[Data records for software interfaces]
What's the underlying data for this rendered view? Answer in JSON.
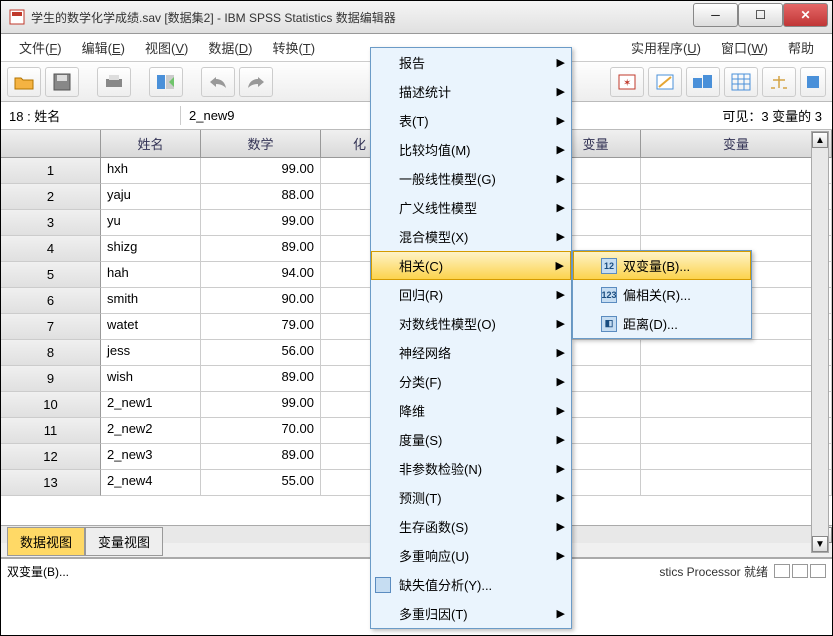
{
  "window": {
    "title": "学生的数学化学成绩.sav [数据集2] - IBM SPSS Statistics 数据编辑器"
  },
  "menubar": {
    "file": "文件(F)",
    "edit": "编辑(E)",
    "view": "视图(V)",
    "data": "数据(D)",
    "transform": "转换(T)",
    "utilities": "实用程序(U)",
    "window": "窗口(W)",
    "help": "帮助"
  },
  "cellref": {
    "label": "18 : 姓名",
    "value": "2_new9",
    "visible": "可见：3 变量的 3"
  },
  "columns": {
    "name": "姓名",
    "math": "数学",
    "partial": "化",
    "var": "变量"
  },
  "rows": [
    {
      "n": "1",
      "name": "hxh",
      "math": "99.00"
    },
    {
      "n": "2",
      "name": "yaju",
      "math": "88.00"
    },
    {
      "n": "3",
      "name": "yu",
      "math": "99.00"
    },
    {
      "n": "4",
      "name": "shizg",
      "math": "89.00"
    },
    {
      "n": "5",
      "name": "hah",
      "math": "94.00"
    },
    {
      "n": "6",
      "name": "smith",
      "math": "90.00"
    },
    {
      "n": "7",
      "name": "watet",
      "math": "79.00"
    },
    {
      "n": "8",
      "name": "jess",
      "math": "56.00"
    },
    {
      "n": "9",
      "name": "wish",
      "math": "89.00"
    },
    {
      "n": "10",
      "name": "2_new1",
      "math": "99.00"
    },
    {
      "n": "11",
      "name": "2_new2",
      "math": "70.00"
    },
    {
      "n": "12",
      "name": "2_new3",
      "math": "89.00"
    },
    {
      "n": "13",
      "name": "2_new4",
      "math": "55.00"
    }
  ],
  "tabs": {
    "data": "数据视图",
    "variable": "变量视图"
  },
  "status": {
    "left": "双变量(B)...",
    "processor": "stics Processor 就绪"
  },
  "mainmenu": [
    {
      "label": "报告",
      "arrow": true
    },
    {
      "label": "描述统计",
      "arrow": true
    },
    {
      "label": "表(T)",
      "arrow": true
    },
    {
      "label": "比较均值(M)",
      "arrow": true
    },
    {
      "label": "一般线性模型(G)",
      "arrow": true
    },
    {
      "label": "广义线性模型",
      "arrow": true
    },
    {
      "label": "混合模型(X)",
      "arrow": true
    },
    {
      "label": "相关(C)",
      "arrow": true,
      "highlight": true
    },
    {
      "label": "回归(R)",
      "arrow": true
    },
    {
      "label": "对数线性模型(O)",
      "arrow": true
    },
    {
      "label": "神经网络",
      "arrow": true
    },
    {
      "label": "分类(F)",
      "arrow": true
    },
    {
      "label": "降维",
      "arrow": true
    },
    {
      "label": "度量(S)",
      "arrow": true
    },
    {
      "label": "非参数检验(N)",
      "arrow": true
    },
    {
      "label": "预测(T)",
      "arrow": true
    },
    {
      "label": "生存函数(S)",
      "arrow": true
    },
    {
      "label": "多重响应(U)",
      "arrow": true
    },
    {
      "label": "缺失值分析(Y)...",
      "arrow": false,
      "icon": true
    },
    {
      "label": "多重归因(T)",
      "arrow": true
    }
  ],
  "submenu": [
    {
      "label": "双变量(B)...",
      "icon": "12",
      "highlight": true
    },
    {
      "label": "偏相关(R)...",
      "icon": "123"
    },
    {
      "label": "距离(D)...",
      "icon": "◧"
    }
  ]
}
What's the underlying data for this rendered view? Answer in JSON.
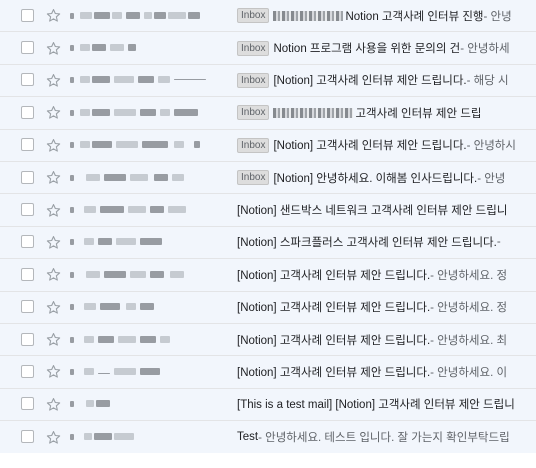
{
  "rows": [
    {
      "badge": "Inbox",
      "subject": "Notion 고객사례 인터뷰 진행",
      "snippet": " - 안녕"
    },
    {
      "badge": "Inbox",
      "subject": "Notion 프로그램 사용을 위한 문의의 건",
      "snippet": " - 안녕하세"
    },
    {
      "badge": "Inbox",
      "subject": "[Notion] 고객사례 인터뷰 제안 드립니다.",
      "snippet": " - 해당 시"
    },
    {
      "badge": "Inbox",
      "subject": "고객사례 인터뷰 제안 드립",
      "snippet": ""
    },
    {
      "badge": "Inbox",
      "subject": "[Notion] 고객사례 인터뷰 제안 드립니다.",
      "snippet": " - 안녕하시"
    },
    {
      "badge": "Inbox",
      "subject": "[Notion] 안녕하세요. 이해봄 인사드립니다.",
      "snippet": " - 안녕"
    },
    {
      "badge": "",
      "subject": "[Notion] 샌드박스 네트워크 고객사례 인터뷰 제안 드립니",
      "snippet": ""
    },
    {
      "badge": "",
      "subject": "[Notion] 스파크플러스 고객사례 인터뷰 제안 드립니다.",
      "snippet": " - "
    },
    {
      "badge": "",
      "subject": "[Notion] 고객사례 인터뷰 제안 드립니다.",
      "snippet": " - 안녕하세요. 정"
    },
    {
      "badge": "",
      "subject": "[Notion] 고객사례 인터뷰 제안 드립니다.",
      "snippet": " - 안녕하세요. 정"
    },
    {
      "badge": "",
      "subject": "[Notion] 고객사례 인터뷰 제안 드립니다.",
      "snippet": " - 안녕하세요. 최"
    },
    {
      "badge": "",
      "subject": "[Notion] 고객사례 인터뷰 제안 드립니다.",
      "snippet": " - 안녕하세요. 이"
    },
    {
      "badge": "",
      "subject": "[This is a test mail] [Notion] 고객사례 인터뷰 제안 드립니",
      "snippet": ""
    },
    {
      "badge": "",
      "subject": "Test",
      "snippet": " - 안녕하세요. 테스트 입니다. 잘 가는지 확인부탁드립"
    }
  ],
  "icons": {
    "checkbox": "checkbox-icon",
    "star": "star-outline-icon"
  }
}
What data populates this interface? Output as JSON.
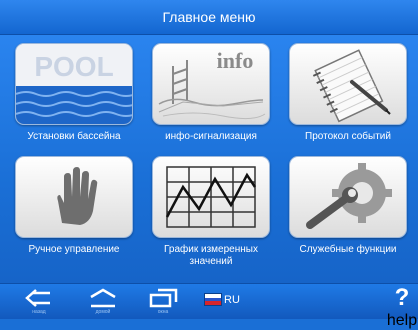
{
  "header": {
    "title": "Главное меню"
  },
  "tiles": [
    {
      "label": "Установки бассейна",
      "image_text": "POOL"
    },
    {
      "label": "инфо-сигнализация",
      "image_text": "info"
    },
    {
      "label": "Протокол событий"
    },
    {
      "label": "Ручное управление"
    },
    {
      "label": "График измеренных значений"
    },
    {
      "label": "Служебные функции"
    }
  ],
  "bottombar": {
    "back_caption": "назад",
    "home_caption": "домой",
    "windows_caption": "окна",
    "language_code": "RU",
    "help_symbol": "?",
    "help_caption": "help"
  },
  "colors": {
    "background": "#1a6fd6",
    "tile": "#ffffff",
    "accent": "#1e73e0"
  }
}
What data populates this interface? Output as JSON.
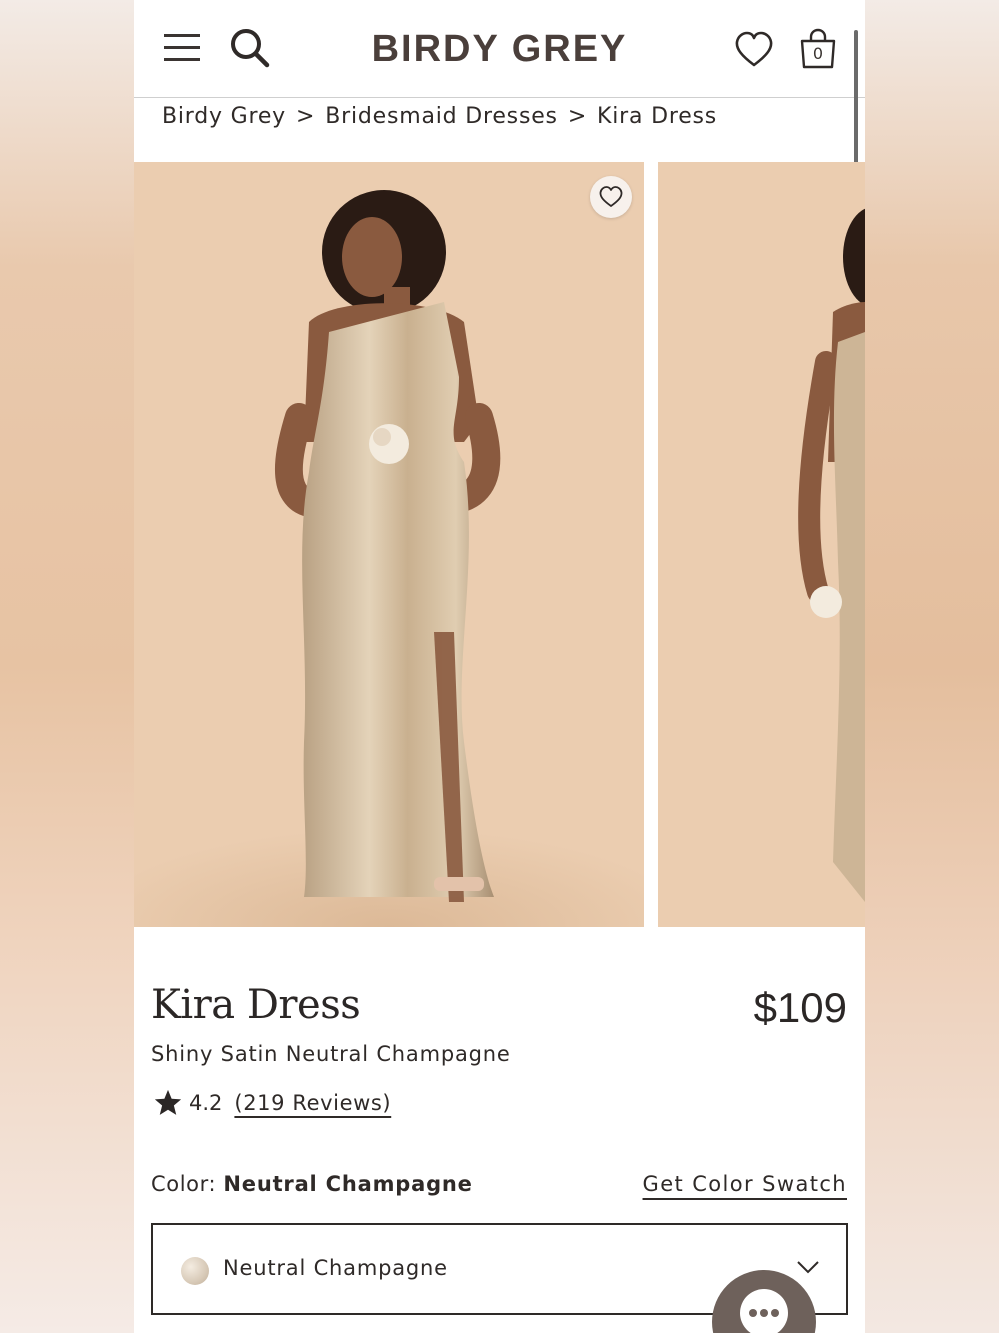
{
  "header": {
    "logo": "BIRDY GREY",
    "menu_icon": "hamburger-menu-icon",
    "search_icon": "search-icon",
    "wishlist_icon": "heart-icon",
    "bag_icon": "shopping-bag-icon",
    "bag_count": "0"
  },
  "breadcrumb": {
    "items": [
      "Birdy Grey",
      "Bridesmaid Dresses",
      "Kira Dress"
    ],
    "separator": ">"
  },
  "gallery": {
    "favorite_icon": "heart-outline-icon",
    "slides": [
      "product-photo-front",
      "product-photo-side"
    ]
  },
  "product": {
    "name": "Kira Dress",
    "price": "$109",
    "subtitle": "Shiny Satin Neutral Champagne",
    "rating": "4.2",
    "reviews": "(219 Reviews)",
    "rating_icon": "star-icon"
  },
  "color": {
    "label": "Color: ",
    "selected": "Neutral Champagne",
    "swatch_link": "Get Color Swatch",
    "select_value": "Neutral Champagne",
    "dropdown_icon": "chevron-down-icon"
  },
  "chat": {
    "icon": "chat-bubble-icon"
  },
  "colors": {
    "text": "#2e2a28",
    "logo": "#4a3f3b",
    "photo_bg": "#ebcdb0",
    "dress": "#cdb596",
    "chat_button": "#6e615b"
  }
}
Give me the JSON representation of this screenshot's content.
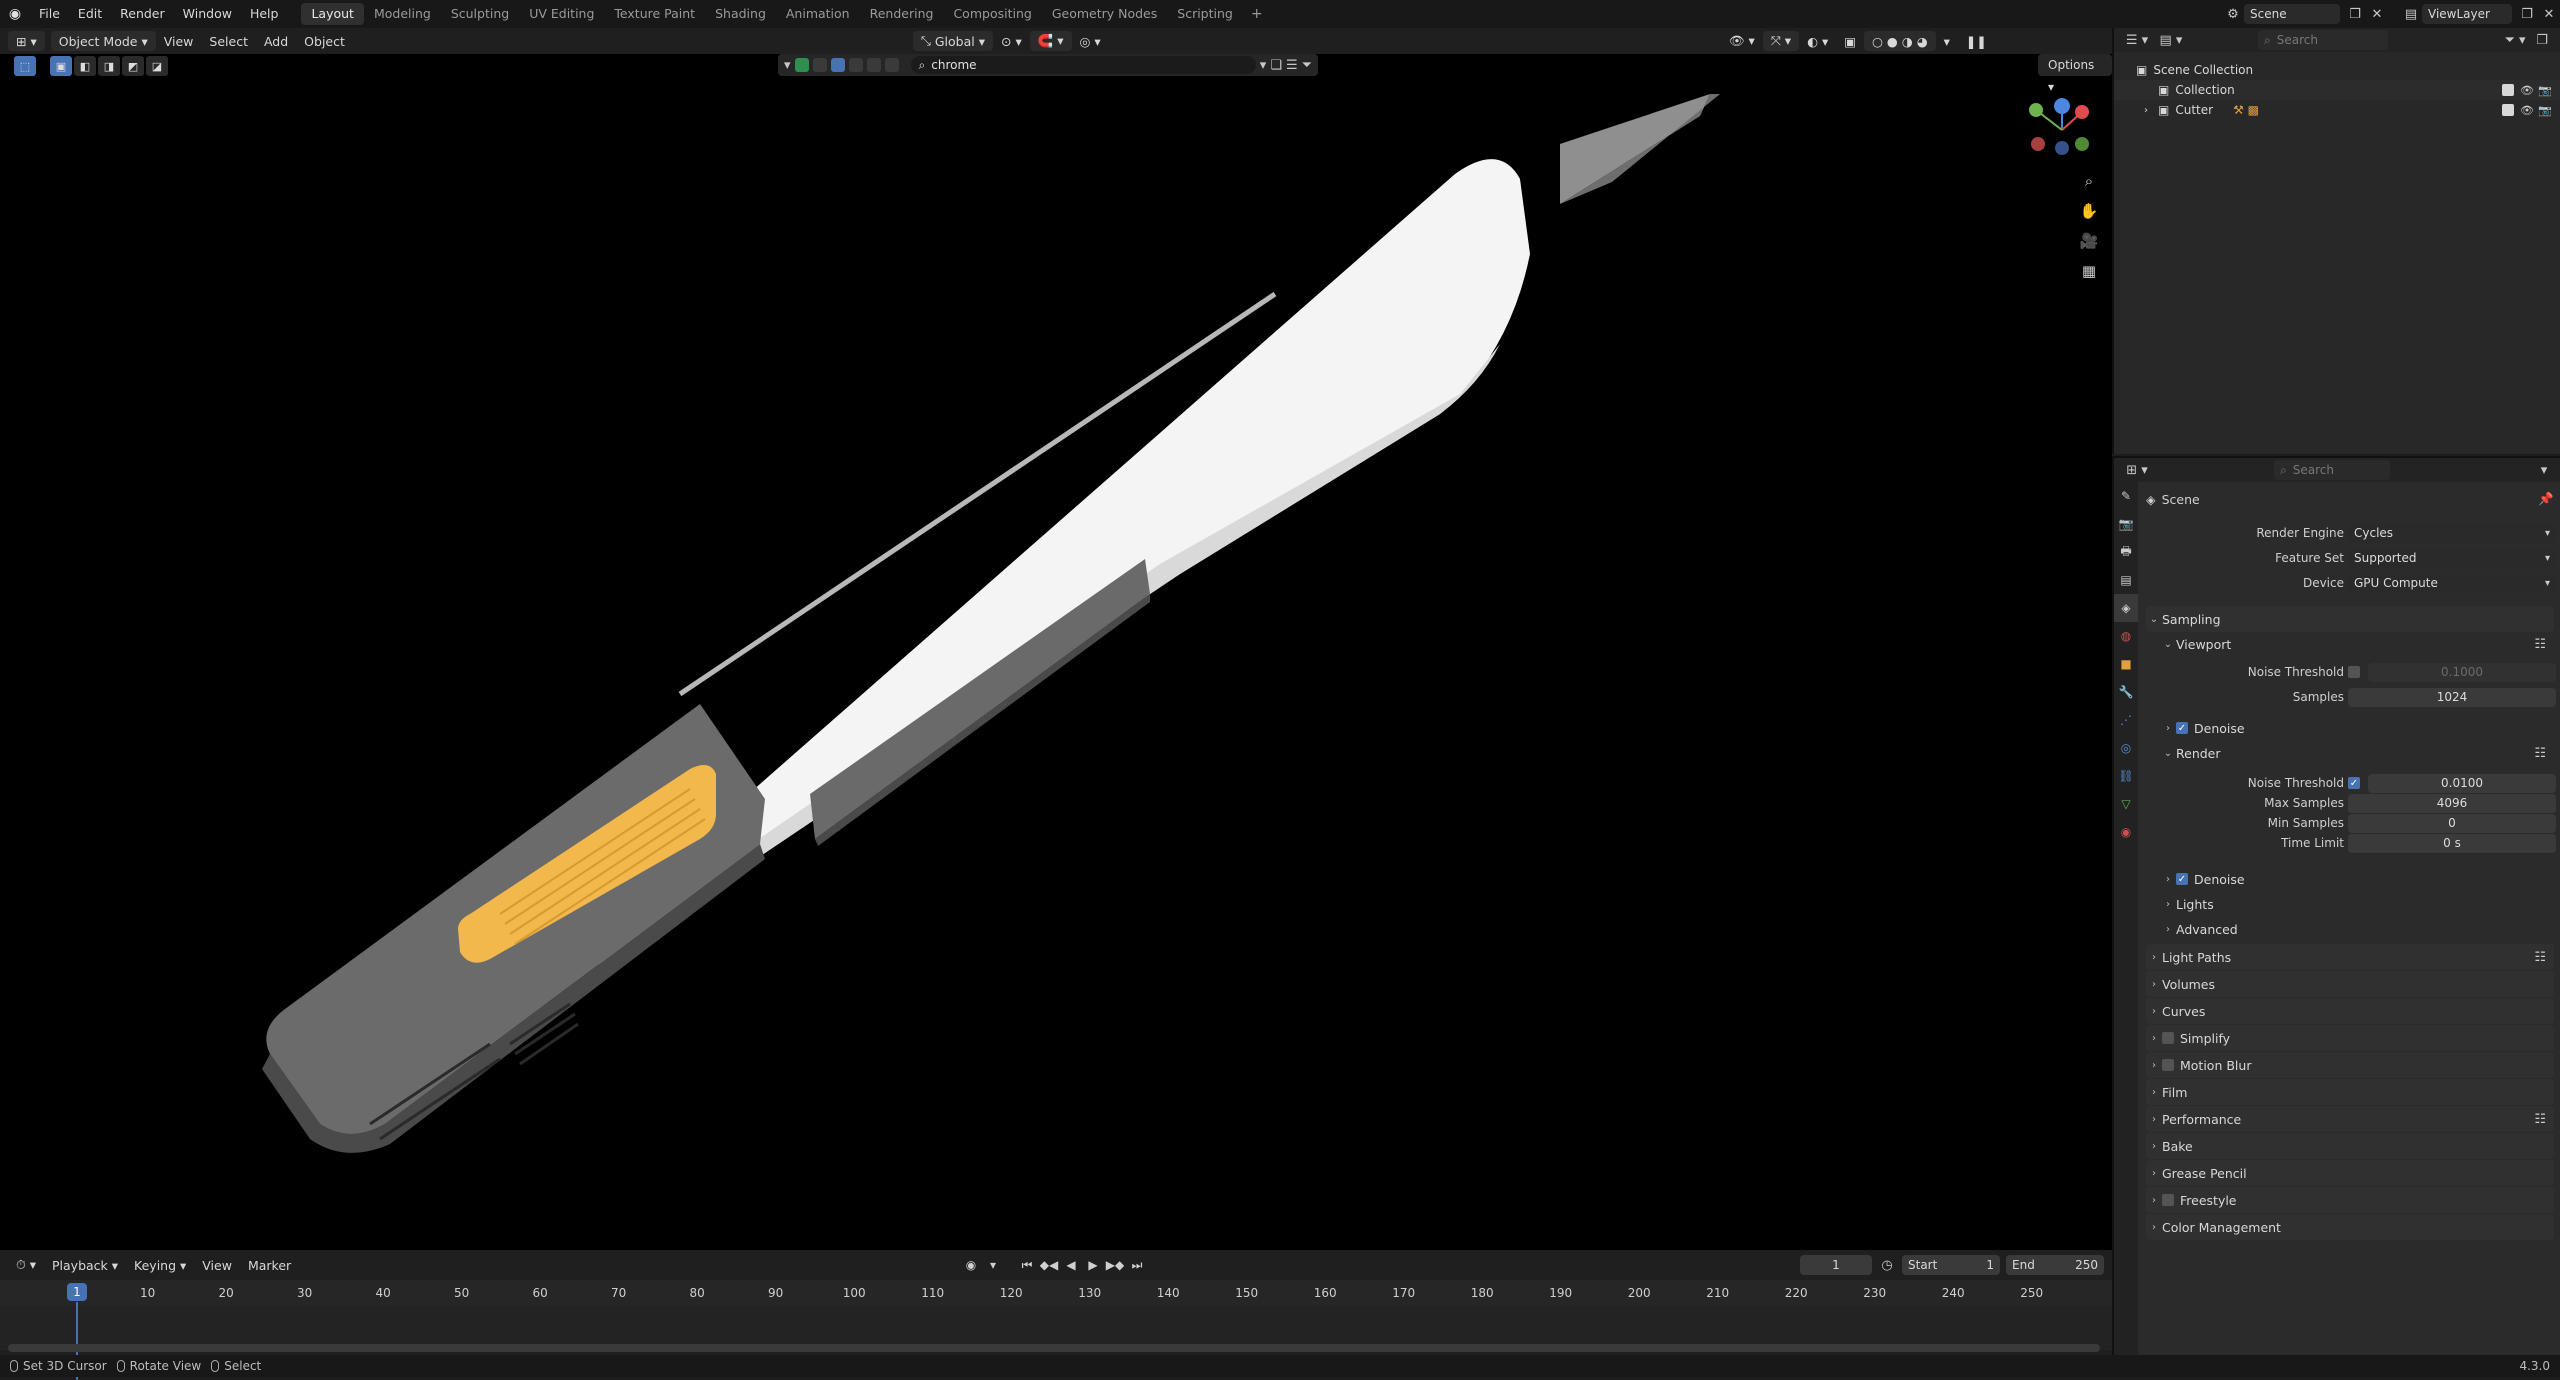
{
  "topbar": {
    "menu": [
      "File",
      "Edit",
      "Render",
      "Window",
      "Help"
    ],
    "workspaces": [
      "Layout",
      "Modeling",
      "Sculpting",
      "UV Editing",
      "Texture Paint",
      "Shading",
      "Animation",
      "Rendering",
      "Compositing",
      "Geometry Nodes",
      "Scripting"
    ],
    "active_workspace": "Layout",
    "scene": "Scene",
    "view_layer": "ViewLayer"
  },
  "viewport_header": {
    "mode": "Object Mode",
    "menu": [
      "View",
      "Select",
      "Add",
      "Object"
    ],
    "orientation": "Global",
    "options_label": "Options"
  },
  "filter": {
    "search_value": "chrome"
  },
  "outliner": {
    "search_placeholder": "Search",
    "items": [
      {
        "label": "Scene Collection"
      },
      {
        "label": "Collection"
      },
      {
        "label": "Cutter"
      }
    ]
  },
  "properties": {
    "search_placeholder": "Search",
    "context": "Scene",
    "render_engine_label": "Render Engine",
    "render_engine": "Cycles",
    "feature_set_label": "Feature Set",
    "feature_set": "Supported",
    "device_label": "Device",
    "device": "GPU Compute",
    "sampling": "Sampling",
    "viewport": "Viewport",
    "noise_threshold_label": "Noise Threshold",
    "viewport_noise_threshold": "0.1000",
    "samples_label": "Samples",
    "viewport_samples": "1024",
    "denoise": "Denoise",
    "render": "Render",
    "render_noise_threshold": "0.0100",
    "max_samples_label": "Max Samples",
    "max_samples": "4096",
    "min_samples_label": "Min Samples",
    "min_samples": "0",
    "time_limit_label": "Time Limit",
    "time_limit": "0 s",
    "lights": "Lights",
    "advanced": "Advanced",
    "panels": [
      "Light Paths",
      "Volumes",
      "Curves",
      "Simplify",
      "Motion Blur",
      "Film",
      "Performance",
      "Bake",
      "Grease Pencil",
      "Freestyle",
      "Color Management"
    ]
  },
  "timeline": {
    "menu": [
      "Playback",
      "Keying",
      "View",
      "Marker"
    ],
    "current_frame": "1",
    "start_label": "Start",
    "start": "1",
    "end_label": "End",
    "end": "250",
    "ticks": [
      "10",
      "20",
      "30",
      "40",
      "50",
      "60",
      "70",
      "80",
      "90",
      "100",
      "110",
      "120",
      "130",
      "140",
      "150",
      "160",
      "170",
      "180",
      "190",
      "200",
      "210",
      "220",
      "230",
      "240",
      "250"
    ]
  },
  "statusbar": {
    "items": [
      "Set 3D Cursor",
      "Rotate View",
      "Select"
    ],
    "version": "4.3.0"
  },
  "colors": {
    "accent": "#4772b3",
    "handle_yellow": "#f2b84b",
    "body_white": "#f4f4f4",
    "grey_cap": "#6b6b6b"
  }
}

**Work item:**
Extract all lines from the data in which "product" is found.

**Exercise output:**
      "product-photo-front",
      "product-photo-side"
  "product": {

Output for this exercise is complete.